Always have clean water available. Some pigs drink a lot of water and some don’t. Our outside pigs like to take an occasional dip in their water and tip it over getting out. We keep several water bowls available and refill often. They trained us well!
Never feed your pig food designed for farm pigs. These foods are meant to fatten up those breeds of pigs and that is not what you want for your Juliana. Never feed chocolate, caffeine, meat or salty foods. Don’t feed your pig dog or cat food, as they are formulated for a dog and cats digestion, not a pigs.
Most importantly, never underfeed your pig to keep its size down. This is not only cruel, unhealthy and inhumane, but it just doesn’t work. Your pigs bone size is genetically programmed. By withholding food, you simply control how much fat is or isn’t on his bones. Underfeeding results in an unhealthy pig with a reduced lifespan.
Bathing: Juliana pigs have skin similar to that of humans, that is...they have hair, not fur on it. This is what makes them hypoallergenic! Pig skin is thick, so flea problems are rare. Pigs can be bathed just as you would your dog, monthly or so. Since pigs tend to have dry skin, use a moisturizing soap or shampoo and follow the bath with an unscented lotion. When bathing your pig, try floating some cheerios in the water to keep him distracted while you get the bath business done.
Hooves: Juliana’s have very small hooves, so an occasional filing, every 3-4 months, should do the trick. If the edges of the hooves begin to curl, they can easily be trimmed with clippers. There are great videos on you tube that demonstrate the correct method. When you pet your pig, handle its hooves from the beginning so that it will be used to being touched there and more receptive to hoof care. If your pig resists a filing or trimming, don’t force it, just try again later.

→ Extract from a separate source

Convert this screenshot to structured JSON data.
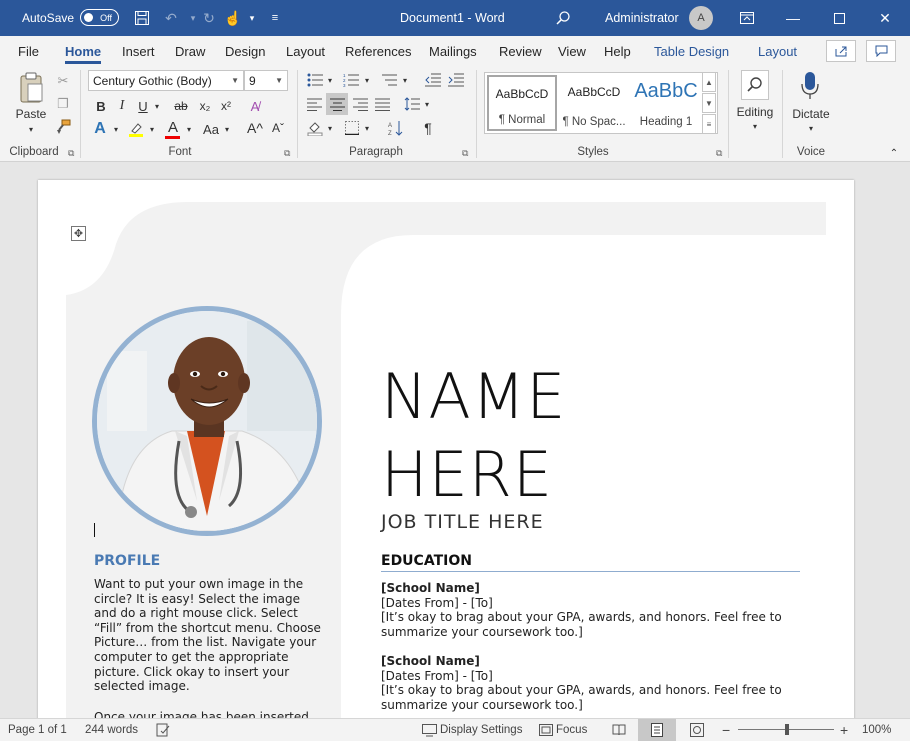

The more the hooves are manipulated, the more they will get used to it and allow it. You can always consult your vet or a farrier for this service.

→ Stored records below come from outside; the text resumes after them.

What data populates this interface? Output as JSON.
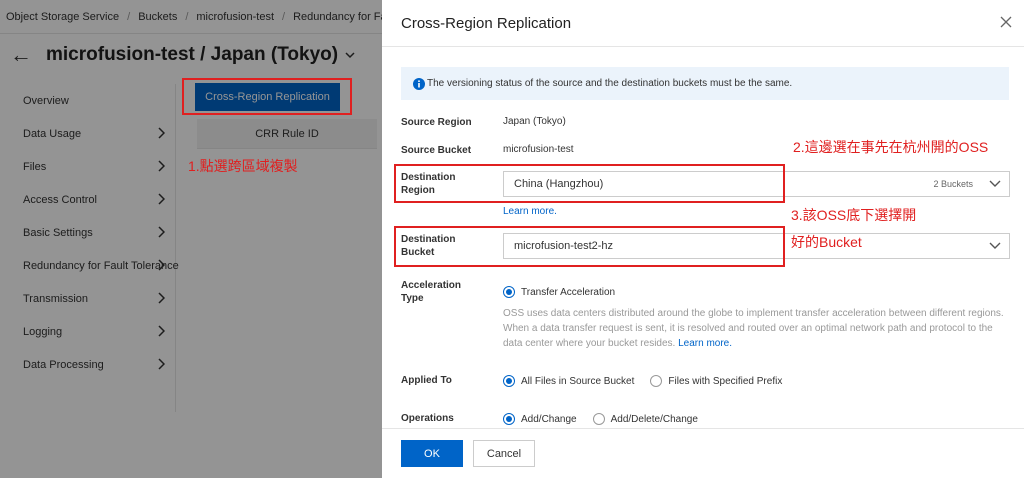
{
  "breadcrumb": [
    "Object Storage Service",
    "Buckets",
    "microfusion-test",
    "Redundancy for Fault Tolera"
  ],
  "page": {
    "title": "microfusion-test / Japan (Tokyo)"
  },
  "sidebar": {
    "items": [
      {
        "label": "Overview"
      },
      {
        "label": "Data Usage"
      },
      {
        "label": "Files"
      },
      {
        "label": "Access Control"
      },
      {
        "label": "Basic Settings"
      },
      {
        "label": "Redundancy for Fault Tolerance"
      },
      {
        "label": "Transmission"
      },
      {
        "label": "Logging"
      },
      {
        "label": "Data Processing"
      }
    ]
  },
  "main": {
    "crr_button_label": "Cross-Region Replication",
    "table_header": "CRR Rule ID"
  },
  "annotations": {
    "note1": "1.點選跨區域複製",
    "note2": "2.這邊選在事先在杭州開的OSS",
    "note3_line1": "3.該OSS底下選擇開",
    "note3_line2": "好的Bucket"
  },
  "drawer": {
    "title": "Cross-Region Replication",
    "notice": "The versioning status of the source and the destination buckets must be the same.",
    "source_region_label": "Source Region",
    "source_region_value": "Japan (Tokyo)",
    "source_bucket_label": "Source Bucket",
    "source_bucket_value": "microfusion-test",
    "dest_region_label_1": "Destination",
    "dest_region_label_2": "Region",
    "dest_region_value": "China (Hangzhou)",
    "dest_region_count": "2 Buckets",
    "learn_more": "Learn more.",
    "dest_bucket_label_1": "Destination",
    "dest_bucket_label_2": "Bucket",
    "dest_bucket_value": "microfusion-test2-hz",
    "accel_label_1": "Acceleration",
    "accel_label_2": "Type",
    "accel_option": "Transfer Acceleration",
    "accel_desc": "OSS uses data centers distributed around the globe to implement transfer acceleration between different regions. When a data transfer request is sent, it is resolved and routed over an optimal network path and protocol to the data center where your bucket resides.",
    "accel_learn_more": "Learn more.",
    "applied_to_label": "Applied To",
    "applied_opt1": "All Files in Source Bucket",
    "applied_opt2": "Files with Specified Prefix",
    "operations_label": "Operations",
    "op_opt1": "Add/Change",
    "op_opt2": "Add/Delete/Change",
    "ok_label": "OK",
    "cancel_label": "Cancel"
  },
  "colors": {
    "primary": "#0064c8",
    "annotation_red": "#e02020",
    "notice_bg": "#ebf3fb"
  }
}
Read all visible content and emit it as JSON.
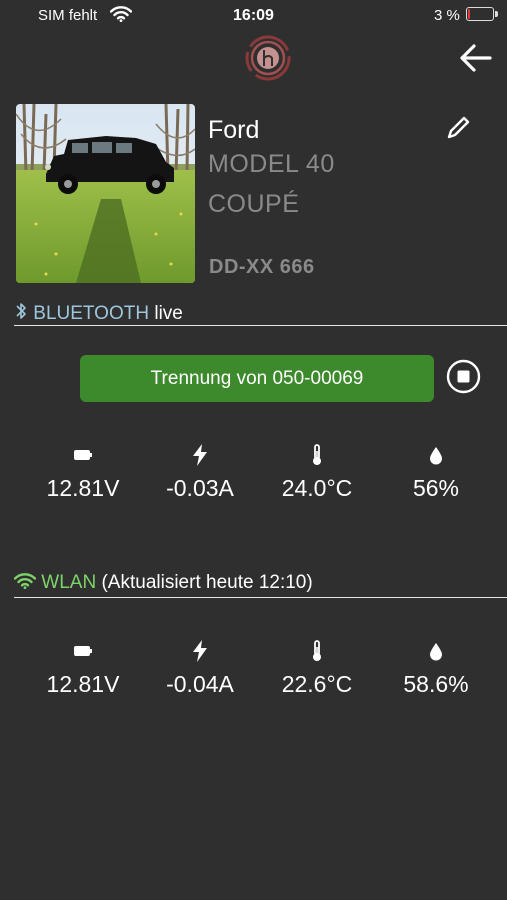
{
  "status_bar": {
    "carrier": "SIM fehlt",
    "time": "16:09",
    "battery_percent_text": "3 %",
    "battery_level": 0.03,
    "battery_color": "#e53935"
  },
  "header": {
    "logo_icon": "brand-logo-icon",
    "back_icon": "arrow-left-icon"
  },
  "vehicle": {
    "make": "Ford",
    "model": "MODEL 40",
    "body": "COUPÉ",
    "plate": "DD-XX 666",
    "edit_icon": "pencil-icon"
  },
  "bluetooth": {
    "label": "BLUETOOTH",
    "state": "live",
    "accent": "#9ec6dc",
    "disconnect_label": "Trennung von 050-00069",
    "button_color": "#3d8a2c",
    "metrics": {
      "voltage": "12.81V",
      "current": "-0.03A",
      "temperature": "24.0°C",
      "humidity": "56%"
    }
  },
  "wlan": {
    "label": "WLAN",
    "updated": "(Aktualisiert heute 12:10)",
    "accent": "#7ed36a",
    "metrics": {
      "voltage": "12.81V",
      "current": "-0.04A",
      "temperature": "22.6°C",
      "humidity": "58.6%"
    }
  }
}
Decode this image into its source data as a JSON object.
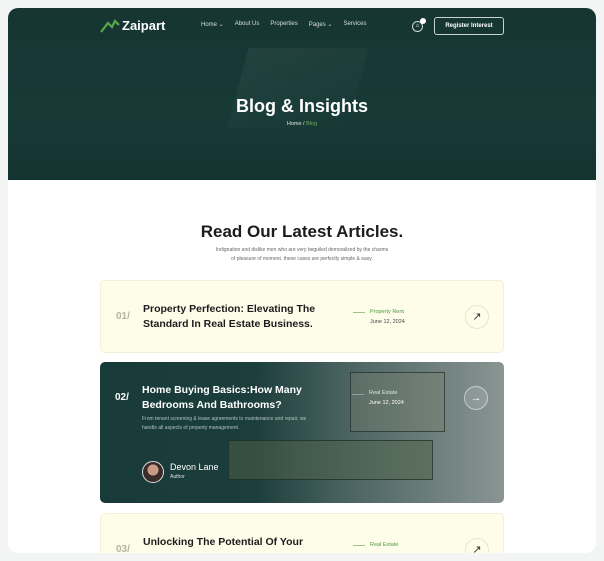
{
  "nav": {
    "logo": "Zaipart",
    "menu": [
      "Home ⌄",
      "About Us",
      "Properties",
      "Pages ⌄",
      "Services"
    ],
    "cart_count": "0",
    "register": "Register Interest"
  },
  "hero": {
    "title": "Blog & Insights",
    "breadcrumb_home": "Home",
    "breadcrumb_sep": " / ",
    "breadcrumb_current": "Blog"
  },
  "section": {
    "title": "Read Our Latest Articles.",
    "subtitle_1": "Indignation and dislike men who are very beguiled demoralized by the charms",
    "subtitle_2": "of pleasure of moment. these cases are perfectly simple & easy."
  },
  "articles": [
    {
      "number": "01/",
      "title": "Property Perfection: Elevating The Standard In Real Estate Business.",
      "category": "Property Rent",
      "date": "June 12, 2024"
    },
    {
      "number": "02/",
      "title": "Home Buying Basics:How Many Bedrooms And Bathrooms?",
      "category": "Real Estate",
      "date": "June 12, 2024",
      "description": "From tenant screening & lease agreements to maintenance and repair, we handle all aspects of property management.",
      "author_name": "Devon Lane",
      "author_role": "Author"
    },
    {
      "number": "03/",
      "title": "Unlocking The Potential Of Your",
      "category": "Real Estate"
    }
  ],
  "colors": {
    "dark": "#163533",
    "accent": "#4f9a3e",
    "card_bg": "#fdfdea"
  }
}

Exercise: Juliana pigs need daily exercise. It’s recommended that your pig spend a couple hours outside each day in a fenced area where they can walk, run, graze, root and sun themselves. Walking them on a harness is great for exercise and socialization.
Harness and leashes: Juliana pigs should be harness and leash trained so it is easier to take them places. Since collars can easily crush a pig’s trachea, they should never be used. Harnesses should be removed when not in use to prevent irritation to the pigs’ skin. Step-in, figure 8 type harnesses make it easy to place on your pig. As with everything else, it takes a little time for your piglet to get used to the harness and will eventually welcome it.
Spay and Neutering: If your Juliana pig is not intended for breeding, it must be spayed or neutered. Pet pigs are not good pets when they are hormonal. Females go into heat every 3 weeks, squeal for a male and urinate frequently, while males emit an offensive odor and develop froth around their mouths. Both sexes may try and hump your leg or your other pets, may have potty accidents, smell bad and are more prone to reproductive health problems. If not spayed or neutered, both males and females may grow tusks. You will notice that breeding pigs are usually kept outside or in a barn rather than in a home for these reasons. Juliana pigs that are spayed or neutered don't have these issues and make excellent pets. It's up to the individual vet, but usually males can be neutered at a few weeks of age while females must be a little older.